If you can get through the late-forties, with all its changes and struggles, the 50s and beyond are for many the best years of their lives. Old enough to know better and young enough to enjoy life’s many pleasures, new research has found that once adults make it through the mid-life happiness dip, it’s generally uphill from there.
According to a recent National Post report, a new study by Professor of Economics at Dartmouth College, David Blanchflower, finds that unhappiness can be tracked on a u-shaped age curve. And using data from nearly 10 million people across Europe and the United States, 47.2 is pinpointed as the average age people in the developed world report having the least happiness.
Unhappiness is measured by Blanchflower as having feelings of despair, anxiety, loneliness, sadness, strain, depression and bad nerves. Phobias and panic, downheartedness, restless sleep, a loss of confidence, tension, a feeling of worthlessness or feeling left out are also symptomatic of unhappiness for the purposes of this study. Adjusting for education, marital and workplace status, in both poor and rich countries the unhappiness dip was only different by a year; 48.2 in developing countries. And despite life expectancy, around age 47 or 48, adults feel the least happy and struggle with loneliness, isolation and lack of community. Poor job satisfaction and lower wages compared with a decade ago, fewer marriages and less religious affiliations are also contributing factors in the mid-life unhappiness crisis.
The good news is that once adults have navigated the stress and strains of their late forties, the future holds greater self-confidence, stability, perspective and as a result, more happiness. The forties can be a tough decade for many adults wedged between the responsibilities of work, children, marriage and often the needs of aging parents. But, after making it through middle age, albeit with perhaps less hair or a few extra pounds, older adults report more life satisfaction. You know yourself, care less about what others think and can take a little more time to do things that improve well being; like staying socially connected with friends and family, getting regular exercise and eating a healthier diet.
The future is bright and you are not alone if the late 40s beat you up a bit.
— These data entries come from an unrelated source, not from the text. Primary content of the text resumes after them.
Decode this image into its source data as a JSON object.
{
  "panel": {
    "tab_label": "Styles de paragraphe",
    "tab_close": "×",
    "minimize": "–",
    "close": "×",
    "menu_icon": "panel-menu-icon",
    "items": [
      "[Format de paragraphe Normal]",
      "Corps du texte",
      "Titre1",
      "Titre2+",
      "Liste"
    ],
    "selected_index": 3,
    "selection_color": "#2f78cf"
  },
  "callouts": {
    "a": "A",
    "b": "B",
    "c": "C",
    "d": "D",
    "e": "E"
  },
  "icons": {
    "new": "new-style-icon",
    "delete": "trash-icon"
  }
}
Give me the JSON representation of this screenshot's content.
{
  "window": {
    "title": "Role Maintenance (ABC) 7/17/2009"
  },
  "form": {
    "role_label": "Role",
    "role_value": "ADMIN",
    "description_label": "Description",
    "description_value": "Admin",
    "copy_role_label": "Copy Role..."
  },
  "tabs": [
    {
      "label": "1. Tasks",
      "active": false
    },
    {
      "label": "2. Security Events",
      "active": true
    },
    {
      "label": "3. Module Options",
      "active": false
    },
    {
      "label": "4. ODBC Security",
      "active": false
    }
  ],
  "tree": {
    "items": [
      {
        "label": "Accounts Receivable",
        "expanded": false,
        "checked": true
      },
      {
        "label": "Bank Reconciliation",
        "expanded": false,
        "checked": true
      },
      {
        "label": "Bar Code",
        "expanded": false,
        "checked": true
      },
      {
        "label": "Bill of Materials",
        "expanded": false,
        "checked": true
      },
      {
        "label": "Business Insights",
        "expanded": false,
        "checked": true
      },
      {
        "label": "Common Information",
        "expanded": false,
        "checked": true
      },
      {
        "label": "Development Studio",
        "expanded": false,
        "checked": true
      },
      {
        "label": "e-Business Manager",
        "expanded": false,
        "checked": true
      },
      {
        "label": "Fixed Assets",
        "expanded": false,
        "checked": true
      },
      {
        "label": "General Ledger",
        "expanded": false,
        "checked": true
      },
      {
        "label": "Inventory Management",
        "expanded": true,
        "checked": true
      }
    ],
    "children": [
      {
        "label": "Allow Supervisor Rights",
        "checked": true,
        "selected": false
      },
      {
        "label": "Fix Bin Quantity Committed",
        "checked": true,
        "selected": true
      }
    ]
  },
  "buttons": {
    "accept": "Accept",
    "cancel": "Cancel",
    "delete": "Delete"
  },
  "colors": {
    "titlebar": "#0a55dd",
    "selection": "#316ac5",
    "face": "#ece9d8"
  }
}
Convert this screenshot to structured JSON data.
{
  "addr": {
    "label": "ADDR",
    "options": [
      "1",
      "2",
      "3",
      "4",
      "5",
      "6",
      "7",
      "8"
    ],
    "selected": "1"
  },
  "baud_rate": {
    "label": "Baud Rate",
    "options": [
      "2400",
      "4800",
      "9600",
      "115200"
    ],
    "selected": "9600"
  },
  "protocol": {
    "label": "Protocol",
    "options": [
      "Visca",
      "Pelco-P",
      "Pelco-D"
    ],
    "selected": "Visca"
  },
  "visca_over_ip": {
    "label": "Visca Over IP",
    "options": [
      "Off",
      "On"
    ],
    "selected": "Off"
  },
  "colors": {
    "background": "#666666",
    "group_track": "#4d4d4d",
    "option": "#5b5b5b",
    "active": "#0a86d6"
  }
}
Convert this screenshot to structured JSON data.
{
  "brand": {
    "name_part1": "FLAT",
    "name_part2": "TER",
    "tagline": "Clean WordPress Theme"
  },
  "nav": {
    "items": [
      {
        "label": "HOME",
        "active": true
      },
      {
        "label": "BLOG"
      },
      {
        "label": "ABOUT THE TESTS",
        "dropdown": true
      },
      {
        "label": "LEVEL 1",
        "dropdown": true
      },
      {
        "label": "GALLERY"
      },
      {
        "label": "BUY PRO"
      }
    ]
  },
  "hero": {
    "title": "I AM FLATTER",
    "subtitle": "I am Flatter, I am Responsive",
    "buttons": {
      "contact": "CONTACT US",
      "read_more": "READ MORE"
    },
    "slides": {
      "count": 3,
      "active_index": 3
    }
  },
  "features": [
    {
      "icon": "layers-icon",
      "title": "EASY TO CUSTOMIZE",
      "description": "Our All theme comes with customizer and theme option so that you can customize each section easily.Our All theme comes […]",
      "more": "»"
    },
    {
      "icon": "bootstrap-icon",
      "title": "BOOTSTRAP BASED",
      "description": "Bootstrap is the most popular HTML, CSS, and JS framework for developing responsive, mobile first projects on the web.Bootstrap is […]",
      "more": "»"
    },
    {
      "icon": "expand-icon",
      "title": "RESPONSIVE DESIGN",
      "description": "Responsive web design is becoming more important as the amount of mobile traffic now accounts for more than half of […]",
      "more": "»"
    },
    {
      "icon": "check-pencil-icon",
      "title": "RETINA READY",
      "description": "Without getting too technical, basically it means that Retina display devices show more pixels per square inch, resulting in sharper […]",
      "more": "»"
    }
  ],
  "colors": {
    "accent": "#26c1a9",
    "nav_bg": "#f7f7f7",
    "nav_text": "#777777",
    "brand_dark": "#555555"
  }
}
Don’t be fooled by your friends’ Facebook or Instagram posts, it’s not all beaches and margaritas for anyone.
Here’s to 50+ and happier days to come!